Robert Novak, anticipating Rehnquist's imminent retirement, informs us,
That would enable Bush to play this game: Name one justice no less conservative than Rehnquist, and name Gonzales, whose past record suggests he would replicate retiring Justice Sandra Day O'Connor on abortion and possibly other social issues. Thus, the present ideological orientation of the court would be unchanged, which would suit the left just fine.Well, not really. But maintaining the ideological status quo would probably be the sort of bitter pill the left would quickly swallow, given the alternative. But, as Novak obviously knows, Bush's problem is most certainly not how to please the political left.
If a Rehnquist vacancy now is thrown into the mix, will Bush be tempted to temporize by naming one conservative and one non-conservative? If he nominates conservative Justice Antonin Scalia as chief justice and thus creates a third confirmation, will he think he has escaped by saying he has named two conservatives? No such maneuvers will make Gonzales acceptable to the Bush base.I find it interesting that in this hypothetical scenario (in which Bush names "one conservative and one non-conservative") Gonzales is somehow transformed into a "non-conservative". That, to me, highlights the depravity of our present political classifications (or, should I say, stereotypes) - you can only be a true conservative these days, it seems, if you adhere to the philosophies of the religious right - even if you are otherwise contemptuous of everything traditionally associated with political conservatism. Otherwise, you're at best a "paleo-conservative" or, worse, a RINO (Republican In Name Only).
Consequently, Bush's USA Today interview has been a source of intense anxiety on the right. Typically, the president did not defend Gonzales on his merits but with outrage that anybody would dare criticize his friend.

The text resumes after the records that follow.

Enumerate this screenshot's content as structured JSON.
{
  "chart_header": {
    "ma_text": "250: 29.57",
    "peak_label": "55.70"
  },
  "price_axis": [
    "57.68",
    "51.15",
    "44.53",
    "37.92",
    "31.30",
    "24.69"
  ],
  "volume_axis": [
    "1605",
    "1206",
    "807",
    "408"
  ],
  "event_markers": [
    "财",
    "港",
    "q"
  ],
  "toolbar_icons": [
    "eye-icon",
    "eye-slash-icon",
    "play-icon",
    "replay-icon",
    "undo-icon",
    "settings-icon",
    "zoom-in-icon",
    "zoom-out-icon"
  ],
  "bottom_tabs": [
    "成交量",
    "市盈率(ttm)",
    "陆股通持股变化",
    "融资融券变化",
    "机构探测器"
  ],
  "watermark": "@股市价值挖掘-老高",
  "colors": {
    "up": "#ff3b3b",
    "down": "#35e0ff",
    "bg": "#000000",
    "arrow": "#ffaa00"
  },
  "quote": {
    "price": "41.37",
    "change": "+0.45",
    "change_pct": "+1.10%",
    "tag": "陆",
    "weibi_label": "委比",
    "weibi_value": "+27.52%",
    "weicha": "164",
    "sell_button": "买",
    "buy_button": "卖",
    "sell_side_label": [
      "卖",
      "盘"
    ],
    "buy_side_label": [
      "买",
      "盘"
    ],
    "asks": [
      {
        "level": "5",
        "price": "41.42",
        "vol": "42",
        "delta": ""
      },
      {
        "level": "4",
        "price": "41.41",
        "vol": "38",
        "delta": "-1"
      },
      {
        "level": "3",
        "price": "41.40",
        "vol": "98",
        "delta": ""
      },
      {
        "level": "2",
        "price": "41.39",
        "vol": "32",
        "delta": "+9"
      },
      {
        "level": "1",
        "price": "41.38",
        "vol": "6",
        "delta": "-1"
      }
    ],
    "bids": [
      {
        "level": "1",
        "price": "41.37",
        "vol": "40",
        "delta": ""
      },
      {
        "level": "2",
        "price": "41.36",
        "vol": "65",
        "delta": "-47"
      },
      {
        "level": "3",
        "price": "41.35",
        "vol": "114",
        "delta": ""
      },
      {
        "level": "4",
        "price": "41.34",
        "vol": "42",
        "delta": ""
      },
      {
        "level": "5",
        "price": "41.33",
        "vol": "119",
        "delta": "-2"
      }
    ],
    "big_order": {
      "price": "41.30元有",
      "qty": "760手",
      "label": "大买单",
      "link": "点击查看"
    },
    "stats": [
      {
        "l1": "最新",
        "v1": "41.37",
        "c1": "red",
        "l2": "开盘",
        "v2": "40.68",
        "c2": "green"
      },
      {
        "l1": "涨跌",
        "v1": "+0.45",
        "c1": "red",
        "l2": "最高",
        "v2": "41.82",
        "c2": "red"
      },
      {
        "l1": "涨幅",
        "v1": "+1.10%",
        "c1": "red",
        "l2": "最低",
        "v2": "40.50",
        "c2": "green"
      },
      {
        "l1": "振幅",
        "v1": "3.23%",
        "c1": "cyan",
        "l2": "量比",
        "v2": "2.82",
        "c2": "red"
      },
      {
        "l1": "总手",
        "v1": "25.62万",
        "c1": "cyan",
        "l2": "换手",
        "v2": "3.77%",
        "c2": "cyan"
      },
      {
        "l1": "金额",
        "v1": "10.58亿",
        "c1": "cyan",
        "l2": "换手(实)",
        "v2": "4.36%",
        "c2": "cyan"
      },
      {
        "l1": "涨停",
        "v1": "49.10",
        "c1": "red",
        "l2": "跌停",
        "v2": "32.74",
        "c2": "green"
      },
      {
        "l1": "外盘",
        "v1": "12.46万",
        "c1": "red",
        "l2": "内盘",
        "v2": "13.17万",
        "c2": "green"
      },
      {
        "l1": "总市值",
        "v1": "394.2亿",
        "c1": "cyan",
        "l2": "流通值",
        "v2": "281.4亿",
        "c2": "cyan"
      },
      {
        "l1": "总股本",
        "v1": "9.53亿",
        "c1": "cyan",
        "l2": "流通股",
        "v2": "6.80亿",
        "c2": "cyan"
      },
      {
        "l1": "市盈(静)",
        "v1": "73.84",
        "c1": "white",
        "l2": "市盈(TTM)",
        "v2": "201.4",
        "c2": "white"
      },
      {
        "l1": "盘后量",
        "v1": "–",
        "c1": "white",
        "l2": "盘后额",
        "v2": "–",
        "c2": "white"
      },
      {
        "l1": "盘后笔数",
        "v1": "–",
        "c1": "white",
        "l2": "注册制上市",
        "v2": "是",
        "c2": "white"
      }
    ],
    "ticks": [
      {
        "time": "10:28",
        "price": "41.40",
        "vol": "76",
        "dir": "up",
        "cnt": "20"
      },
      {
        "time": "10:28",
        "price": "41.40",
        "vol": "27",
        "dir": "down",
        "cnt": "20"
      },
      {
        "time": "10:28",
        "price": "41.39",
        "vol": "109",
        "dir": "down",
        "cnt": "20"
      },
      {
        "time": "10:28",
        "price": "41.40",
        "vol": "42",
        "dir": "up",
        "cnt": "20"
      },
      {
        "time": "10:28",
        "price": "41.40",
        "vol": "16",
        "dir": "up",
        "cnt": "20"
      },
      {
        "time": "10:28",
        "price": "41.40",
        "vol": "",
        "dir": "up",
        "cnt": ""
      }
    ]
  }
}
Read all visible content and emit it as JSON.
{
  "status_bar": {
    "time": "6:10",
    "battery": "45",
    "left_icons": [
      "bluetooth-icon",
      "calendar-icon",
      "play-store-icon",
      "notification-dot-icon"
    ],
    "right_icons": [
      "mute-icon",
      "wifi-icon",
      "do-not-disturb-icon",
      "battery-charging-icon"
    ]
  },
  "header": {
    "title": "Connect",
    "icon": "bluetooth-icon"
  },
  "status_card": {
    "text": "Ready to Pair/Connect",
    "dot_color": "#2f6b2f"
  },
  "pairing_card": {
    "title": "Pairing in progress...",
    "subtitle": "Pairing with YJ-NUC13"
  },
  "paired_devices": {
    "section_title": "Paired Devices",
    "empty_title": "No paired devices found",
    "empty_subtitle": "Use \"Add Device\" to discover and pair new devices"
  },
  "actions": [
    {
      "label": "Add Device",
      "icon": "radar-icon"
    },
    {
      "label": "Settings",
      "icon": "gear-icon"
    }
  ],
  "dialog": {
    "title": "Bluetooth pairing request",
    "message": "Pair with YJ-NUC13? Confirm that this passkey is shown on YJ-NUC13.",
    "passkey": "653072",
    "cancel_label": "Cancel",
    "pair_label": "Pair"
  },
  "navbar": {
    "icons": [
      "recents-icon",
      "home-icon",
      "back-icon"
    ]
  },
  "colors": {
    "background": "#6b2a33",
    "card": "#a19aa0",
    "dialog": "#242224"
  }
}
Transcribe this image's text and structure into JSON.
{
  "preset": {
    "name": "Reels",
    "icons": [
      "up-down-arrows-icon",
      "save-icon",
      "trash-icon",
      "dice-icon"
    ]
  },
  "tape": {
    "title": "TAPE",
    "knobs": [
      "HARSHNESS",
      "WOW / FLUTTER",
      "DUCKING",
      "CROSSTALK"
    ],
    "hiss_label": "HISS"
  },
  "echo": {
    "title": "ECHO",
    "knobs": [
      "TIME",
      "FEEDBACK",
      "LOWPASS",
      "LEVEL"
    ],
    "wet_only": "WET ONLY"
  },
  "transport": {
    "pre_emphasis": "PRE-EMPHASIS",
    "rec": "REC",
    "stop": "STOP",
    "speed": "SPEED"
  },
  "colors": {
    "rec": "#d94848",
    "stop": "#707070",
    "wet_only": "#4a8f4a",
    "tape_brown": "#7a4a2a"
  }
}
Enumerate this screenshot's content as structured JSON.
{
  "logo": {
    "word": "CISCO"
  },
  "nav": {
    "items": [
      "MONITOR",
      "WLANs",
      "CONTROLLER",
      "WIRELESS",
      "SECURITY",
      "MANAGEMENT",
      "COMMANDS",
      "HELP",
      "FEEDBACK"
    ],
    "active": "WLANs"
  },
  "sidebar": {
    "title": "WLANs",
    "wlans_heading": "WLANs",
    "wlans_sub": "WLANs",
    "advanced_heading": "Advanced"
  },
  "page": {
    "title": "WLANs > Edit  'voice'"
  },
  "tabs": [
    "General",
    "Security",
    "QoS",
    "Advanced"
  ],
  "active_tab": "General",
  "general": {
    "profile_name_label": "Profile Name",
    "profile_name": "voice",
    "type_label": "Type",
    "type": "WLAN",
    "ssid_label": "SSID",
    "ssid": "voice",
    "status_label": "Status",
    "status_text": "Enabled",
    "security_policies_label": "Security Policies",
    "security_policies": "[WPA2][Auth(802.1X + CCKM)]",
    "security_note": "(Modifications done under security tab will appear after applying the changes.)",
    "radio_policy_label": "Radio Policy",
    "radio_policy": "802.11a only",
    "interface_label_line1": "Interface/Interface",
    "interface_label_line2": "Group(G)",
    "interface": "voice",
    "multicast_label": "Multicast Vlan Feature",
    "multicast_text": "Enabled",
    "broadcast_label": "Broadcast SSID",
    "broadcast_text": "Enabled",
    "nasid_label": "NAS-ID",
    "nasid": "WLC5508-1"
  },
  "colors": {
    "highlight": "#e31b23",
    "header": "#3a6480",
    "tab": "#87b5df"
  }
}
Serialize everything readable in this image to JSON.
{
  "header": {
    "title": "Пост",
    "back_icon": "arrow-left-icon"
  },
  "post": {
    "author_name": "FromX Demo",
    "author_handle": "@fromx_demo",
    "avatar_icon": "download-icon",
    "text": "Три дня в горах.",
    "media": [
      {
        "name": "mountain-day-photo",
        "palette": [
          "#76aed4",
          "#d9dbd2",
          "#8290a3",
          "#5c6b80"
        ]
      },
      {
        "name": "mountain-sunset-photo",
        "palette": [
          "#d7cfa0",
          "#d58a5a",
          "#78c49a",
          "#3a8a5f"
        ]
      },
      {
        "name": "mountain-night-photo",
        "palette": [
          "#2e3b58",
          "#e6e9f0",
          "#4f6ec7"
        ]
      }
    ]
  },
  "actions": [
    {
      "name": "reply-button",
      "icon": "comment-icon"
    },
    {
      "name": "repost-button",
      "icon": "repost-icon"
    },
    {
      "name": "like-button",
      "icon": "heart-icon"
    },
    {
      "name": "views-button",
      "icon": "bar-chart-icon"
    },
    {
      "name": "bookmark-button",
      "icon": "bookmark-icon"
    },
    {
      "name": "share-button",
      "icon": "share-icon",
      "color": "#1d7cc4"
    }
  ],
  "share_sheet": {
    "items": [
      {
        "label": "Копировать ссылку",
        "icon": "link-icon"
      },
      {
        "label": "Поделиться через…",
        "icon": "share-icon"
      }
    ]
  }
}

That reflects a general schoolboy attitude that is losing the president support from fellow Republicans and conservatives.
If Bush gets the opportunity to appoint two justices, and he doesn't make appointments which leave the religious right satisfied that Roe will be gutted or overruled, he will create an interesting conundrum for the Republican Party - a party which got about 30% of its votes in the last election due to high voter turnout and high voter loyalty among the religious right. If, in appreciable numbers, they stay home or vote for a third party candidate in the 2006 or 2008 elections, the post-election maps may be considerably more blue than the Republicans would like.
Oh, sure, you can make the same argument that Gore made in 1999 - a Republican counterpart to "a vote for Nader is a vote for Bush." But if you voted for Bush on the belief that he would deliver the Supreme Court and saw him deliberately pass on the opportunity to fulfill that implied promise, how inspired would you be to vote for a Republican candidate who in all likelihood will be more secular and more centrist than Bush?